A TEI Project

Allen and Greenough/ New Latin Grammar

Indefinite Pronouns

310. Quis, quispiam, aliquis, quīdam, are particular indefinites, meaning some, a certain, any. Of these, quis, any one, is least definite, and quīdam, a certain one, most definite; aliquis and quispiam, some one, stand between the two:—

dīxerit quis (quispiam), some one may say.

aliquī philosophī ita putant, some philosophers think so. [quīdam would mean certain persons defined to the speaker's mind, though not named.]

habitant hīc quaedam mulierēs pauperculae (Ter. Ad. 647), some poor women live here [i.e. some women he knows of; some women or other would be aliquae or nesciō quae].

a. The indefinite quis is rare except in the combinations sī quis, if any; nisi quis, if any ... not; nē quis, lest any, in order that none; num quis (ecquis), whether any; and in relative clauses.

b. The compounds quispiam and aliquis are often used instead of quis after , nisi , , and num, and are rather more emphatic:—

quid sī hōc quispiam voluit deus (Ter. Eun. 875), what if some god had desired this?

nisi alicui suōrum negōtium daret (Nep. Dion. 8.2), unless he should employ some one of his friends.

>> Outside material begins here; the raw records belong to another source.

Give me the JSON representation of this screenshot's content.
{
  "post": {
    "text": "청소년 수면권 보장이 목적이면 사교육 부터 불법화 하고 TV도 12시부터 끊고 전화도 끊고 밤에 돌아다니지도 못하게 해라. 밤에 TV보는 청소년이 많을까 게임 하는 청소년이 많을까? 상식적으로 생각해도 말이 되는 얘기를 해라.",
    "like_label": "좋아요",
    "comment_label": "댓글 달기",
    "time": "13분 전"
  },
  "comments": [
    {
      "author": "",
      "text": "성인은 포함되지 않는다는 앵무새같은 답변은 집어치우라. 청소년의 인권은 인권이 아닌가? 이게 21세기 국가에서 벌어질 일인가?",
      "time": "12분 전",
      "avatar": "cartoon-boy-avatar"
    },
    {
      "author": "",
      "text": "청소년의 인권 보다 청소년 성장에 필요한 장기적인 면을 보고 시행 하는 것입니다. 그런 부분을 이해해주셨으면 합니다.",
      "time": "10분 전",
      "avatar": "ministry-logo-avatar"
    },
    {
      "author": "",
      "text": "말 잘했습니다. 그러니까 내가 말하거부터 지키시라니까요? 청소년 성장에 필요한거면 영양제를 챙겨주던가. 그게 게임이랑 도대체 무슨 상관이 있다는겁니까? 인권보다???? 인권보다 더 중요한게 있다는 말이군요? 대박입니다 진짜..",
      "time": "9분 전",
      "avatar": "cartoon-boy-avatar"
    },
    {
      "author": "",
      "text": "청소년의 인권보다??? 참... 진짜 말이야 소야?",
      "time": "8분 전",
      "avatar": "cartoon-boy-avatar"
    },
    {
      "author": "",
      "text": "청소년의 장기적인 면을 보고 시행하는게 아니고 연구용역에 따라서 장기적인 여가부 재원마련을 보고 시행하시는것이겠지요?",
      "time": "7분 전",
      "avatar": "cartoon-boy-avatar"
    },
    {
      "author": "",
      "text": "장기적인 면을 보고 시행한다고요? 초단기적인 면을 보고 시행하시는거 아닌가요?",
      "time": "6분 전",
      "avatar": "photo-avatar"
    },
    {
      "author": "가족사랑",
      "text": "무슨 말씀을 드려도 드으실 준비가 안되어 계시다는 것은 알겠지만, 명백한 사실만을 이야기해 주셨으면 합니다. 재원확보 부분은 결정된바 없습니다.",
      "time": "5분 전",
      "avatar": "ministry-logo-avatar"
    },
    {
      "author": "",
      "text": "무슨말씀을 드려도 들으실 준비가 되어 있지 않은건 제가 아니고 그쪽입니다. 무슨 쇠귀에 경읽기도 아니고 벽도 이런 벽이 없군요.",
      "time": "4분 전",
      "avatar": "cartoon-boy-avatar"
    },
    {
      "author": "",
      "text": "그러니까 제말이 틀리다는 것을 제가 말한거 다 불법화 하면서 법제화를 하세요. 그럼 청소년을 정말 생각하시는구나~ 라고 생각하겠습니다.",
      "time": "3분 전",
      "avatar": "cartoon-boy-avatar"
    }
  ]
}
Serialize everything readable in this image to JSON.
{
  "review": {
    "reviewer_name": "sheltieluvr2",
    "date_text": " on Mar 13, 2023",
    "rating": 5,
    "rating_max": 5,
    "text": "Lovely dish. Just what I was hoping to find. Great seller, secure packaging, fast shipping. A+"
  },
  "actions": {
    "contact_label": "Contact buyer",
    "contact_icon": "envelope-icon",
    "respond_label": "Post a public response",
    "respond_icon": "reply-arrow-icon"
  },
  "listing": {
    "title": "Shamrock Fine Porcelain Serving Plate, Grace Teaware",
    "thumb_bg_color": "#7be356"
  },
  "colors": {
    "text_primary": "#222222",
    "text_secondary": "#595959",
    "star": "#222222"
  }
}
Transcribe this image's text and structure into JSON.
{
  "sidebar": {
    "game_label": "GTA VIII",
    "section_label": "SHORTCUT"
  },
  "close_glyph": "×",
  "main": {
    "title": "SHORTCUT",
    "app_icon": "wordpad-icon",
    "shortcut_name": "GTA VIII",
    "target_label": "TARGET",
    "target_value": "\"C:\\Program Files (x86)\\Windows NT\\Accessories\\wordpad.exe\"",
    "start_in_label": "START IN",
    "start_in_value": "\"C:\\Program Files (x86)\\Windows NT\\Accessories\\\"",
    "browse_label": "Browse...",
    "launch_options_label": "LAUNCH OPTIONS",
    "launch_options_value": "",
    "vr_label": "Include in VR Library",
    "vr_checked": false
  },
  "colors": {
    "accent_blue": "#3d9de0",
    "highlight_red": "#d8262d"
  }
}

cavēbat Pompêius omnia, nē aliquid vōs timērētis (Mil. 66), Pompey took every precaution, so that you might have no fear.

XML File